A bare number is the expected answer: the count of lines in the records that contain the word "JSON".

Material to process
------------------------------------------------------------

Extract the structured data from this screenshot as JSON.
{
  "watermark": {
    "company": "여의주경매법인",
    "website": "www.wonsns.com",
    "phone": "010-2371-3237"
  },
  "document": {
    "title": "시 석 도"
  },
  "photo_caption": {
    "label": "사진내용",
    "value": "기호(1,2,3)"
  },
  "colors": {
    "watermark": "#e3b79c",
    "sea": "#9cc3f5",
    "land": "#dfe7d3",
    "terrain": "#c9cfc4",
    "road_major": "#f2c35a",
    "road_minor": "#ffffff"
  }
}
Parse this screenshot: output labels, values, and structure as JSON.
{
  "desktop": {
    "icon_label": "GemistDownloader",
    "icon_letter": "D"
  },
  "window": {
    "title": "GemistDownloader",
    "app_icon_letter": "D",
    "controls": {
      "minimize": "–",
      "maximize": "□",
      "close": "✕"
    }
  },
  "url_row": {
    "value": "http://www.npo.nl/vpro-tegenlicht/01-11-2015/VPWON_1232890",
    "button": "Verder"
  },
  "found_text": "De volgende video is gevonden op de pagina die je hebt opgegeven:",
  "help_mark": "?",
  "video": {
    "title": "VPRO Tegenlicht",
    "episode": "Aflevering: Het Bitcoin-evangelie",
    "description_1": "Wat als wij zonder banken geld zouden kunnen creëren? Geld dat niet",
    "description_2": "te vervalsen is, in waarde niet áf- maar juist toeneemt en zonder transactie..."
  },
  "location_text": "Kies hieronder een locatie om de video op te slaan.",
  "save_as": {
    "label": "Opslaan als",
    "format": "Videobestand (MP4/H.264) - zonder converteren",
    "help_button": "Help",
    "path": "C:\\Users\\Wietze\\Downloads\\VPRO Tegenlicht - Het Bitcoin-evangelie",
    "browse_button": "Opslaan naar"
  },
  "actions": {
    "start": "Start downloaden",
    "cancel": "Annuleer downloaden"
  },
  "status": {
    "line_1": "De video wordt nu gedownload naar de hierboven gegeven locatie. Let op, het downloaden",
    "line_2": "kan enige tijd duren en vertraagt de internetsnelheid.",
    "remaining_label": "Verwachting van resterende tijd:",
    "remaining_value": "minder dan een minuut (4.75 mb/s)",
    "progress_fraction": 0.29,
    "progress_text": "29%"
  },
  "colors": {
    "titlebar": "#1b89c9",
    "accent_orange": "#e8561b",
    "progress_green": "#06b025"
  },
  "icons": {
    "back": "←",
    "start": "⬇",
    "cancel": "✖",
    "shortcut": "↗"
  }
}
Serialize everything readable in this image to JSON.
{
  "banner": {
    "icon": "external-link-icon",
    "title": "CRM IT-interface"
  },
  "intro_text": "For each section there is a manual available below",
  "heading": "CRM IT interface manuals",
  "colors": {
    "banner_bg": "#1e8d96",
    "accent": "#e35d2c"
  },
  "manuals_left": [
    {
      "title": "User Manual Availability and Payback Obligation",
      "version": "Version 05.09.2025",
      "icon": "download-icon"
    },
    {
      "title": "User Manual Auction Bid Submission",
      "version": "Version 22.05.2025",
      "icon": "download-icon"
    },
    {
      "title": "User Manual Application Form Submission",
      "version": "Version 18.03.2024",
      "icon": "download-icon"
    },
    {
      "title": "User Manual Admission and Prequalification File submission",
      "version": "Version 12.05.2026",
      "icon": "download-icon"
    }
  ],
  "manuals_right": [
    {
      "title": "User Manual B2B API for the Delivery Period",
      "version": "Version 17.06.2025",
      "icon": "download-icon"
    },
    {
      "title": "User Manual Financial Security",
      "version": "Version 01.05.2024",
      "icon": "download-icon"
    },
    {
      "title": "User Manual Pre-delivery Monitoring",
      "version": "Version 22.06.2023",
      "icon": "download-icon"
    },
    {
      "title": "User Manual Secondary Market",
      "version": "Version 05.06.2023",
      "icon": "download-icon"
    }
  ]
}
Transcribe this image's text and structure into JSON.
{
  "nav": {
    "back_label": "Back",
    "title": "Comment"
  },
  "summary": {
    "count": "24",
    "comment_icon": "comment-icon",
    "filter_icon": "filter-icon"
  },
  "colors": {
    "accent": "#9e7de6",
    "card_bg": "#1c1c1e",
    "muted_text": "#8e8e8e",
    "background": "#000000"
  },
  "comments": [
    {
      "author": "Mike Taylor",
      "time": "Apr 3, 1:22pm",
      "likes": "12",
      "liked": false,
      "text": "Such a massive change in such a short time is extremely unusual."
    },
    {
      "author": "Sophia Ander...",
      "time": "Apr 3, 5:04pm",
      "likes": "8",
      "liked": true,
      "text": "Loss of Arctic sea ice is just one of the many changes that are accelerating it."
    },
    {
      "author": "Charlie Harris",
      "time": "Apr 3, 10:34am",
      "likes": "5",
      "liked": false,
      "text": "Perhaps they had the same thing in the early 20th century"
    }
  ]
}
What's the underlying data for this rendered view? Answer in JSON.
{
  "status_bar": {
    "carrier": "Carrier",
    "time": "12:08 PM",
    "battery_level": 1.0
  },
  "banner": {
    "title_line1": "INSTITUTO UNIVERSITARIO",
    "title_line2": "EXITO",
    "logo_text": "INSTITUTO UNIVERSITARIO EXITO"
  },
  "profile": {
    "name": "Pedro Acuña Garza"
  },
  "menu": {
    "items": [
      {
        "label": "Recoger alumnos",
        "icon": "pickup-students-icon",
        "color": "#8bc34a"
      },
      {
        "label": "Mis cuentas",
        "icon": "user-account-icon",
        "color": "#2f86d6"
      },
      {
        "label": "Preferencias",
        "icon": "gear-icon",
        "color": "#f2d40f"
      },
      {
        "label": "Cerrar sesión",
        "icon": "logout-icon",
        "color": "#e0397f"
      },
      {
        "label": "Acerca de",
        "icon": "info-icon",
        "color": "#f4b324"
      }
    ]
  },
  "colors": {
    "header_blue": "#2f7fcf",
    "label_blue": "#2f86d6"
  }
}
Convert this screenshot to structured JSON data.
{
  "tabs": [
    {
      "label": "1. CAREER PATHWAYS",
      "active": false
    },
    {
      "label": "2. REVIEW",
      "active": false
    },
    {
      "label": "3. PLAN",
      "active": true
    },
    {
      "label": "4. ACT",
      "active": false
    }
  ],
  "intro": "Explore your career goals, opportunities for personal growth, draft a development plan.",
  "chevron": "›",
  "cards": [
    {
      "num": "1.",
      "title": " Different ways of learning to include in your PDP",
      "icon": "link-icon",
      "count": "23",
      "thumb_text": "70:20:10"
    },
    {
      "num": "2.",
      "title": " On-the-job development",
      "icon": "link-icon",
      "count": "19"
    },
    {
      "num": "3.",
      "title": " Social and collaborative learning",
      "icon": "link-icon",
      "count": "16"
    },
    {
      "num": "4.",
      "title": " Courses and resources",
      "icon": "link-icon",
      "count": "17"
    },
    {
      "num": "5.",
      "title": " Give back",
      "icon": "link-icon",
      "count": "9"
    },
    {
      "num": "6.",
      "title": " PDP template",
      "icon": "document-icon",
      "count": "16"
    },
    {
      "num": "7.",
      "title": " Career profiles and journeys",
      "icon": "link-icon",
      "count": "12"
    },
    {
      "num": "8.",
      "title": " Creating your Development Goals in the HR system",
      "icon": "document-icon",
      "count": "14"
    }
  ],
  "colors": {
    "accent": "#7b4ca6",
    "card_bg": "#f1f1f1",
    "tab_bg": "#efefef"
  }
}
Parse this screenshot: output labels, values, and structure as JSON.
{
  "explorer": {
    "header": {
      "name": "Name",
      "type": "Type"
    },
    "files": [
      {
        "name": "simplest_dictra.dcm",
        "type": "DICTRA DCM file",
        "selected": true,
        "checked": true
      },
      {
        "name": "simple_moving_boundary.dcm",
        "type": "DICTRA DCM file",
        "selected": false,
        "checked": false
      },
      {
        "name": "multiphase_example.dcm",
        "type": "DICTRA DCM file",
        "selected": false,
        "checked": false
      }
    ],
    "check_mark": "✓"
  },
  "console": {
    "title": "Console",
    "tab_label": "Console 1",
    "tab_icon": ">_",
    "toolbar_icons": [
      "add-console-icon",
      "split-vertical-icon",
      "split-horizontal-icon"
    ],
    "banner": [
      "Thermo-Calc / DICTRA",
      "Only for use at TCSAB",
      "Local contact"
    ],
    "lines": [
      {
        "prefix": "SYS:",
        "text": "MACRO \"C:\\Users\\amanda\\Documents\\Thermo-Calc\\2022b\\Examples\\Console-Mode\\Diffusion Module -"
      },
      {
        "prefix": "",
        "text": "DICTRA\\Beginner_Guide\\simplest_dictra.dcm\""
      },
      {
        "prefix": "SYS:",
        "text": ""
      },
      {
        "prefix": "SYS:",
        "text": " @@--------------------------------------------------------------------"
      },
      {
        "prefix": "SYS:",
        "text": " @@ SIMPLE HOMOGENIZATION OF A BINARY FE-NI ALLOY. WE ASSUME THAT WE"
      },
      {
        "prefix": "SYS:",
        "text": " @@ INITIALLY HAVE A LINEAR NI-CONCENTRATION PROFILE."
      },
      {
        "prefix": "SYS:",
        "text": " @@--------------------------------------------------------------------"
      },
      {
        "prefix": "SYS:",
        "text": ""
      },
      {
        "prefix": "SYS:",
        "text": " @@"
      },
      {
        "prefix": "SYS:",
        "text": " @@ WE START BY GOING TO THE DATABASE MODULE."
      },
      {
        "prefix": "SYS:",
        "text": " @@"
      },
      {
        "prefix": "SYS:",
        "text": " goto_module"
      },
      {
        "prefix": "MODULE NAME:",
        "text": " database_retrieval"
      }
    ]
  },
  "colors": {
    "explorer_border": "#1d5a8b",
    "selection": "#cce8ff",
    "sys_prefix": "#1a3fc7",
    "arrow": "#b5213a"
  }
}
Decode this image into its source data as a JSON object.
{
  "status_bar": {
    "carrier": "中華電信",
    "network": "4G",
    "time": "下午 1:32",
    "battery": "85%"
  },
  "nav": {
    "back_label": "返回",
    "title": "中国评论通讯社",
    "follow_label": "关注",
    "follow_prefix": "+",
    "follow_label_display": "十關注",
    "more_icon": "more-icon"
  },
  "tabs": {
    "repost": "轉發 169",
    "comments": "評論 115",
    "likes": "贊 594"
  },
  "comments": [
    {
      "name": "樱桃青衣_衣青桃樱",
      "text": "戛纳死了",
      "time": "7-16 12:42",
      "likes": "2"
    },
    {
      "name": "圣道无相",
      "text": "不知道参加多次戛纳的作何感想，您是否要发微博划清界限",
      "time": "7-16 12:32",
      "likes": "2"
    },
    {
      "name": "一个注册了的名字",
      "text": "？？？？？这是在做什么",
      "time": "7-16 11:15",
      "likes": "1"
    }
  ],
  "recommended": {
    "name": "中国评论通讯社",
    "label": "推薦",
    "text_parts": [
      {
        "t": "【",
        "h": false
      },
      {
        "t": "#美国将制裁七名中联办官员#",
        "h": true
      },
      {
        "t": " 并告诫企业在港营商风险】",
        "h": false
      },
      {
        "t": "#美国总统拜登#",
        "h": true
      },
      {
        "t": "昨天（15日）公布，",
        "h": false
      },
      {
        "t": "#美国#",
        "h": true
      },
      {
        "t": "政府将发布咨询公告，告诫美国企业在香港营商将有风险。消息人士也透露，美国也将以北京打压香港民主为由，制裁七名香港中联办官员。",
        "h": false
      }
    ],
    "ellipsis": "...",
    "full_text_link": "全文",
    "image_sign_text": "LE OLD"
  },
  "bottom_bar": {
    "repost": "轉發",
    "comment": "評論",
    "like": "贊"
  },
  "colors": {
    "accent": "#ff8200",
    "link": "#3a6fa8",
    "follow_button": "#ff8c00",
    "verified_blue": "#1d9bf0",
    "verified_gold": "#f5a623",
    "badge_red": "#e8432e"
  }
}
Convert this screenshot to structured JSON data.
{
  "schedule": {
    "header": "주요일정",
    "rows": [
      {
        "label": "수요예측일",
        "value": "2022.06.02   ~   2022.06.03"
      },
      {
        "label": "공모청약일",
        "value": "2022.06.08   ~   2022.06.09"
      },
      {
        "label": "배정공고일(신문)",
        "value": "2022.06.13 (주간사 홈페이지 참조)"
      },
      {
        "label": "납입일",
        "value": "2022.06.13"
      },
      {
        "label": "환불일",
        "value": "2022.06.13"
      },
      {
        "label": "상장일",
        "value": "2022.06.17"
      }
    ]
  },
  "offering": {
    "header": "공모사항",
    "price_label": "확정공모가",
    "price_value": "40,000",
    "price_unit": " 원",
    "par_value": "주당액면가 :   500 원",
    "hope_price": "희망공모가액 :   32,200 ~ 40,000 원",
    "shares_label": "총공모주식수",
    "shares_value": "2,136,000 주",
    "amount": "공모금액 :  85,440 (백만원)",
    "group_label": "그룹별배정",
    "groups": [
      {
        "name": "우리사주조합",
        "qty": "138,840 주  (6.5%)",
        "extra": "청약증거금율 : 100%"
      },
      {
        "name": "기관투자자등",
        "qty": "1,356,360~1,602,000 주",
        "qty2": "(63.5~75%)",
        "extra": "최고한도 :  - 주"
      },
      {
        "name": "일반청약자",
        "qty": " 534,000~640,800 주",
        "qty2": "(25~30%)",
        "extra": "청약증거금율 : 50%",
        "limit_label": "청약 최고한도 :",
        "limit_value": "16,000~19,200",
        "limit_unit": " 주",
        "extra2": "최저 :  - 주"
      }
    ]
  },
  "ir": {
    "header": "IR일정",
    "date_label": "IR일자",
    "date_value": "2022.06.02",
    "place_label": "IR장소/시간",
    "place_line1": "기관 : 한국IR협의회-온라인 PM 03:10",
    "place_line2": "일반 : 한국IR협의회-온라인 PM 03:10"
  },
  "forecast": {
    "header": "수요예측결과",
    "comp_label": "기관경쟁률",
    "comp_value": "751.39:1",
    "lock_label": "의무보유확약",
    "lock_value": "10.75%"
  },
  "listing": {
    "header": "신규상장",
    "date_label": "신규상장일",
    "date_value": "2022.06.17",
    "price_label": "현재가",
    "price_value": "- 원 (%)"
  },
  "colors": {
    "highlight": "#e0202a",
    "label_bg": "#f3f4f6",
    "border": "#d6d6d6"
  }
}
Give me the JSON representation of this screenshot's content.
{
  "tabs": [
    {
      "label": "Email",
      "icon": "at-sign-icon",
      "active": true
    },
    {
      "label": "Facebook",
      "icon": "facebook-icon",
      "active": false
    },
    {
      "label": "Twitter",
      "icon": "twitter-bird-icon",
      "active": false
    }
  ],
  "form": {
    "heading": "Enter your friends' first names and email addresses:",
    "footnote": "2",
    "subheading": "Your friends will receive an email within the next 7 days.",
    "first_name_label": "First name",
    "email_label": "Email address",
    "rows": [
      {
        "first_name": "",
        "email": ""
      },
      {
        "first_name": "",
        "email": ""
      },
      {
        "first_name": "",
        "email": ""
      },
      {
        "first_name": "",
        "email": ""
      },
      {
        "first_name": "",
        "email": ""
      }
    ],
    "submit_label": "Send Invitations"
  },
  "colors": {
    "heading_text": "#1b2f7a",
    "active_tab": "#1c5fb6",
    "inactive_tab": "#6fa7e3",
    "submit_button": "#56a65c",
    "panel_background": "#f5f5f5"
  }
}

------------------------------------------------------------

The answer
10